• obsessive–compulsive disorder;
  • neuropsychology;
  • positron emission tomography

Objective:  The study was designed to elucidate regional brain metabolic changes according to a treatment and their relationship with neuropsychological performance changes in obsessive–compulsive disorder (OCD).

Method:  Cerebral glucose metabolic rates were repeatedly measured before and after treatment in 10 patients with OCD using [18F]-2-fluoro-deoxyglucose positron emission tomography (PET). They were compared on a voxel-basis, and the correlations were counted between the regional metabolic changes and the degree to improvement on the neuropsychological assessments.

Results:  After treatment, the patients showed significant (P < 0.005, two-tailed) regional metabolic changes in multiple brain areas involving frontal–subcortical circuits and parietal–cerebellar networks. Especially, the metabolic changes of the putamen, the cerebellum, and the hippocampus were significantly correlated with the improvement of the immediate- and delayed-recall scores of the Rey-Osterrieth Complex Figure Test (RCFT).

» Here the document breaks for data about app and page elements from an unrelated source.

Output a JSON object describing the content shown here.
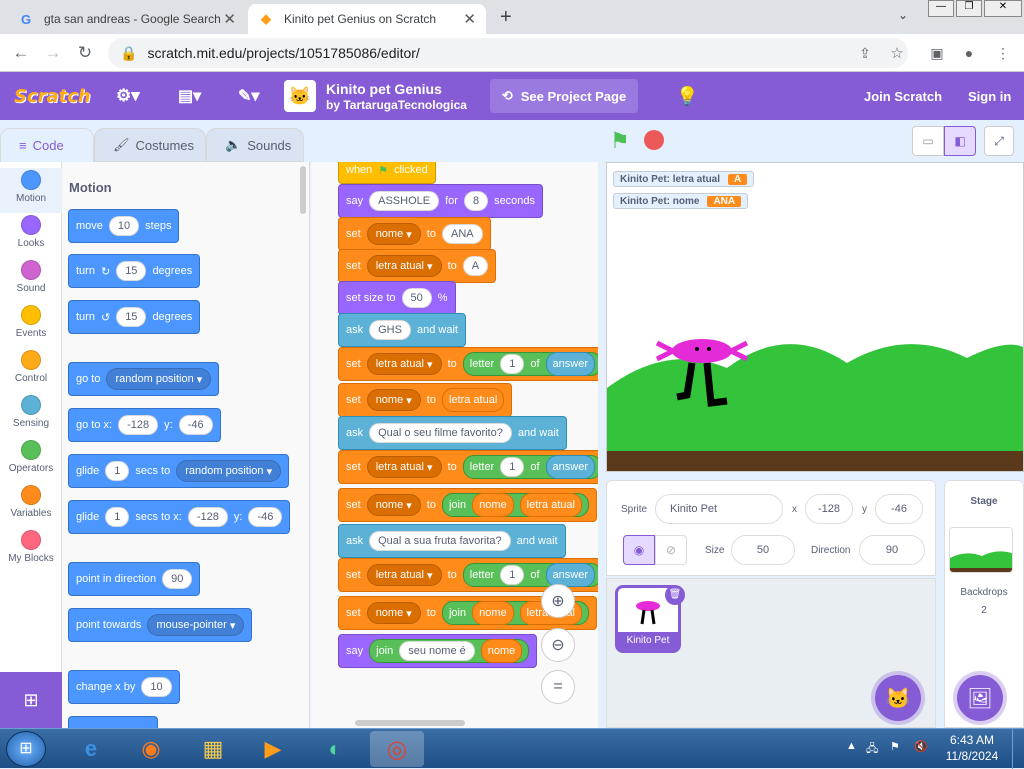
{
  "browser": {
    "tabs": [
      {
        "title": "gta san andreas - Google Search",
        "icon": "google-icon"
      },
      {
        "title": "Kinito pet Genius on Scratch",
        "icon": "scratch-icon"
      }
    ],
    "url": "scratch.mit.edu/projects/1051785086/editor/"
  },
  "menu": {
    "logo": "Scratch",
    "project_title": "Kinito pet Genius",
    "author": "by TartarugaTecnologica",
    "see_project": "See Project Page",
    "join": "Join Scratch",
    "signin": "Sign in"
  },
  "editor_tabs": {
    "code": "Code",
    "costumes": "Costumes",
    "sounds": "Sounds"
  },
  "categories": [
    {
      "label": "Motion",
      "color": "#4c97ff"
    },
    {
      "label": "Looks",
      "color": "#9966ff"
    },
    {
      "label": "Sound",
      "color": "#cf63cf"
    },
    {
      "label": "Events",
      "color": "#ffbf00"
    },
    {
      "label": "Control",
      "color": "#ffab19"
    },
    {
      "label": "Sensing",
      "color": "#5cb1d6"
    },
    {
      "label": "Operators",
      "color": "#59c059"
    },
    {
      "label": "Variables",
      "color": "#ff8c1a"
    },
    {
      "label": "My Blocks",
      "color": "#ff6680"
    }
  ],
  "palette": {
    "heading": "Motion",
    "move": "move",
    "move_val": "10",
    "steps": "steps",
    "turn": "turn",
    "turn_cw_val": "15",
    "degrees": "degrees",
    "turn_ccw_val": "15",
    "goto": "go to",
    "random_position": "random position",
    "goto_xy": "go to x:",
    "x_val": "-128",
    "y_label": "y:",
    "y_val": "-46",
    "glide": "glide",
    "glide_val": "1",
    "secs_to": "secs to",
    "secs_to_x": "secs to x:",
    "point_dir": "point in direction",
    "dir_val": "90",
    "point_towards": "point towards",
    "mouse_pointer": "mouse-pointer",
    "change_x": "change x by",
    "change_x_val": "10"
  },
  "script": {
    "when_clicked": "when",
    "clicked": "clicked",
    "say": "say",
    "say_text": "ASSHOLE",
    "for": "for",
    "secs": "8",
    "seconds": "seconds",
    "set": "set",
    "to": "to",
    "var_nome": "nome",
    "var_letra": "letra atual",
    "val_ana": "ANA",
    "val_a": "A",
    "set_size": "set size to",
    "size_val": "50",
    "percent": "%",
    "ask": "ask",
    "ask1": "GHS",
    "and_wait": "and wait",
    "letter": "letter",
    "letter_idx": "1",
    "of": "of",
    "answer": "answer",
    "ask2": "Qual o seu filme favorito?",
    "join": "join",
    "ask3": "Qual a sua fruta favorita?",
    "seu_nome": "seu nome é"
  },
  "monitors": [
    {
      "label": "Kinito Pet: letra atual",
      "value": "A"
    },
    {
      "label": "Kinito Pet: nome",
      "value": "ANA"
    }
  ],
  "sprite_info": {
    "sprite_label": "Sprite",
    "sprite_name": "Kinito Pet",
    "x_label": "x",
    "x": "-128",
    "y_label": "y",
    "y": "-46",
    "show_label": "Show",
    "size_label": "Size",
    "size": "50",
    "direction_label": "Direction",
    "direction": "90"
  },
  "sprite_list": [
    {
      "name": "Kinito Pet"
    }
  ],
  "stage_panel": {
    "title": "Stage",
    "backdrops_label": "Backdrops",
    "backdrops": "2"
  },
  "taskbar": {
    "time": "6:43 AM",
    "date": "11/8/2024"
  }
}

Conclusion:  These results suggest a possibility that metabolic changes of frontal–subcortical and parietal–cerebellar circuit changes may underlie cognitive improvements in patients with OCD.